» Exercise requirements: Leave out the images and return all the data word for word.

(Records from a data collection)
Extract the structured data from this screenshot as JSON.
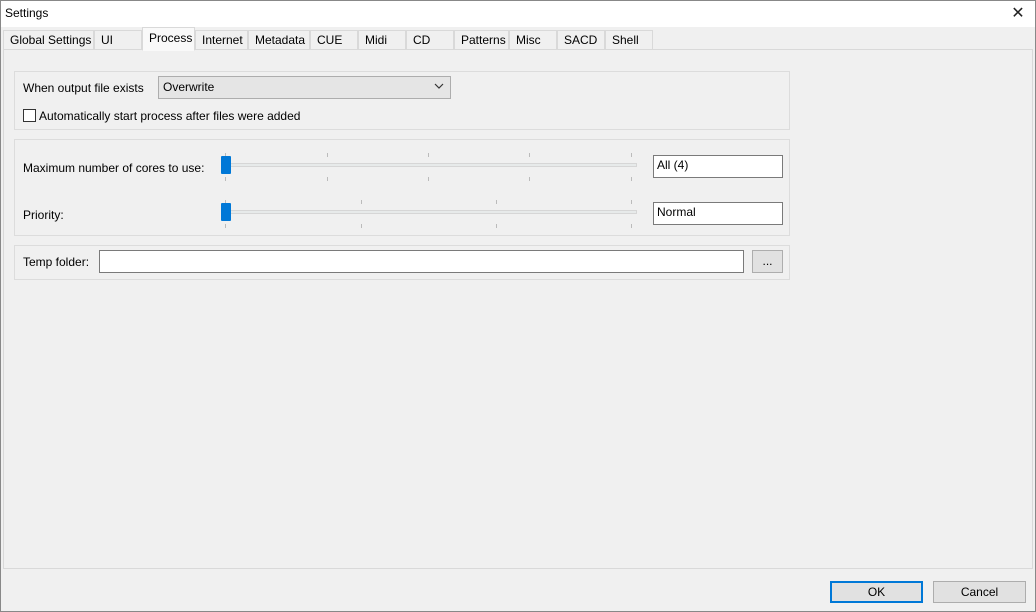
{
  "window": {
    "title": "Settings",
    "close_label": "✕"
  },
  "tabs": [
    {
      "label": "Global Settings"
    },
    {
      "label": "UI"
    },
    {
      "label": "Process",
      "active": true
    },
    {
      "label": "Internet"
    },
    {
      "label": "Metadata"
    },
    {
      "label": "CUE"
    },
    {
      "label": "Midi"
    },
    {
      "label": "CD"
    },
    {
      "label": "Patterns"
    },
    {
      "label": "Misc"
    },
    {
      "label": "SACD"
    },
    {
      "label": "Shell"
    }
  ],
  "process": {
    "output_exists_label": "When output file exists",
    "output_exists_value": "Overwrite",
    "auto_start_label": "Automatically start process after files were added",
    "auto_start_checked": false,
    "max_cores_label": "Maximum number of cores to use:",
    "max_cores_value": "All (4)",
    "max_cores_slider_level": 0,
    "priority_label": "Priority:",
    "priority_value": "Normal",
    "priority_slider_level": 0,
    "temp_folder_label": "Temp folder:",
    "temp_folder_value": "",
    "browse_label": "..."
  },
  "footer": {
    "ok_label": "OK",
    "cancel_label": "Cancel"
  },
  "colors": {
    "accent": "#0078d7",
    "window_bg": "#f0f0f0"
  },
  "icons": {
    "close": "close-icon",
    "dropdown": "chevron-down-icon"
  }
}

» Solution below:
Extract the structured data from this screenshot as JSON.
{
  "window": {
    "title": "Settings",
    "close_label": "✕"
  },
  "tabs": [
    {
      "label": "Global Settings"
    },
    {
      "label": "UI"
    },
    {
      "label": "Process",
      "active": true
    },
    {
      "label": "Internet"
    },
    {
      "label": "Metadata"
    },
    {
      "label": "CUE"
    },
    {
      "label": "Midi"
    },
    {
      "label": "CD"
    },
    {
      "label": "Patterns"
    },
    {
      "label": "Misc"
    },
    {
      "label": "SACD"
    },
    {
      "label": "Shell"
    }
  ],
  "process": {
    "output_exists_label": "When output file exists",
    "output_exists_value": "Overwrite",
    "auto_start_label": "Automatically start process after files were added",
    "auto_start_checked": false,
    "max_cores_label": "Maximum number of cores to use:",
    "max_cores_value": "All (4)",
    "max_cores_slider_level": 0,
    "priority_label": "Priority:",
    "priority_value": "Normal",
    "priority_slider_level": 0,
    "temp_folder_label": "Temp folder:",
    "temp_folder_value": "",
    "browse_label": "..."
  },
  "footer": {
    "ok_label": "OK",
    "cancel_label": "Cancel"
  },
  "colors": {
    "accent": "#0078d7",
    "window_bg": "#f0f0f0"
  },
  "icons": {
    "close": "close-icon",
    "dropdown": "chevron-down-icon"
  }
}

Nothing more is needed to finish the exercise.